It has been a long and often frustrating journey transforming Tommy Sopwith’s 1963 raceboat back into a useable and faster 2020 contender but the journey has been worth it. The enthusiasm and sheer hard work from the whole restoration team has been a privilege to witness.


The long rebuild proves worth the wait as H400 takes to the Solent once again for her first pre-lockdown sea trials

The sight and sound of this 57-year-old powerboat has thrilled all who’ve encountered her. Laura Levi, who runs the British Powerboat Racing Club quipped recently: “We all know when Thunderstreak is heading out. In fact, the whole of Cowes does! But we have to salute you and your dedication to bring back this historic raceboat.”

Lord Beaverbrook, the son of Sir Max Aitken and close friend of Tommy Sopwith, also made contact in April 2019 to say that as a teenager he had “played” on Thunderstreak back in September 1963, adding: “Of the seven or eight ‘Competition Special’ 31s built by Dick Bertram, Thunderstreak is probably the last still afloat and working today.

‘Her known contemporaries – Surfrider, Rum Runner, Blue Moppie and Lucky Moppie – have long since disappeared or been left to rot in some mud berth. You are now the custodian of the legend.”

I think she’s worth it, don’t you?


Thunderstreak’s History

by Mike James

Tommy Sopwith’s Thunderstreak was originally meant to be a new Bertram 38 from the eponymous Florida yard. However, this new 38 was written off when it was dropped on the dockside while being loaded for shipping to the UK. Dick Bertram agreed to replace it with one of his new Bertram Competition 31s, a limited run of seven or eight specially built race hulls beefed up for offshore racing.

Her sister ships included Surfrider (Charles & Jimmy Gardner), Rum Runner (Harold Abbott/USA), Blue Moppie (Keith Schellenberg) and Lucky Moppie (Dick Bertram/USA) but as far as we know, Thunderstreak is now the only one still in use today.

Thunderstreak raced in the famous Cowes-Torquay-Cowes event on four occasions under Sopwith’s race number 400. In the 1963 race she was leading the 49 other entrants across Lyme Bay when one of her Ford Holman V8s failed. In 1965, Sopwith entered her again with detuned Fords for greater reliability but this time a shaft failed.


The old V-drive shafts, rudders and trim tabs before the conversion to sterndrives began

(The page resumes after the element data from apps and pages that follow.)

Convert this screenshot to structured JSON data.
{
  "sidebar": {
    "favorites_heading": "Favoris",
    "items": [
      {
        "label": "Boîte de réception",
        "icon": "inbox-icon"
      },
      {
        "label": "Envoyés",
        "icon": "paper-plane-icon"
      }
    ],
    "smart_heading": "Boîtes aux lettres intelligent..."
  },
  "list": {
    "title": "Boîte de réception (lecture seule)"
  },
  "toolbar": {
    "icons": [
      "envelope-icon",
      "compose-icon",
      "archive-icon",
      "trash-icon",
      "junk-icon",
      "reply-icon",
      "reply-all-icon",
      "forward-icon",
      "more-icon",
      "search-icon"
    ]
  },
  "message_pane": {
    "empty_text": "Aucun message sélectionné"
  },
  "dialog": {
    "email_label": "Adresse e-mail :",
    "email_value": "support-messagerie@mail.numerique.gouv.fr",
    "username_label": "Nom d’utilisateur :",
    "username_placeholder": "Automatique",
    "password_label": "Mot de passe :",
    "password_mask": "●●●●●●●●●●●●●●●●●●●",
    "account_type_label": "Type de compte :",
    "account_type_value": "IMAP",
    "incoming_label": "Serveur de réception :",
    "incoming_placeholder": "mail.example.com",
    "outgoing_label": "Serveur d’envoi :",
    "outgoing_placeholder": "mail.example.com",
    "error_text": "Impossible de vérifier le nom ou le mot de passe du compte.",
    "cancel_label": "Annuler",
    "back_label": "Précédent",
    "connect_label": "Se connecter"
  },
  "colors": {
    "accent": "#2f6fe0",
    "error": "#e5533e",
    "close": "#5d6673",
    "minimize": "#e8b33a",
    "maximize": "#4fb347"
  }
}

Keith Schellenberg, who had previously been racing another Bertram Competition 31, Blue Moppie, bought Thunderstreak in time for the 1966 race. Under his race number 995, the Holman-Moody Fords were uprated to 700hp. Again she retired with engine problems.

After a year’s absence from the race circuit, Thunderstreak 995 was acquired by Robert Doxford for the 1969 BP Round Britain marathon and the Cowes-Torquay-Cowes. She was refitted at Whitehalls Shipyard with an ugly cabin and a revised high driving position and re-engined with two 175hp Perkins diesels, but retired from both races. Fable has it that, instead of arriving in Falmouth as planned, Doxford ended up in the Scillies – perhaps due to the number of empty beer cans found beside the compass!

She then faded into obscurity for three decades until discovered, badly deteriorated, in an East London marina as a houseboat. Acquired by Robin Ward in October 2014 after a tip-off by Classic Offshore Powerboat Club’s Mike James, the ‘sheds’ rapidly disappeared under his chainsaw.

Re-powered with period 7-litre Fords from a US powerboat, Thunderstreak returned to her racing state with a replica aerodynamic cabin drawn by publisher and artist Charles Lawrence, competing in the 2015 C-T-C. In the following year’s infamously stormy 2016 race, she was one of only five boats to make it back to the Solent, where she struck an underwater object in sight of the finishing line and was beached on Yarmouth harbour slipway to prevent her from sinking.

First published in the September 2020 issue of Motor Boat & Yachting.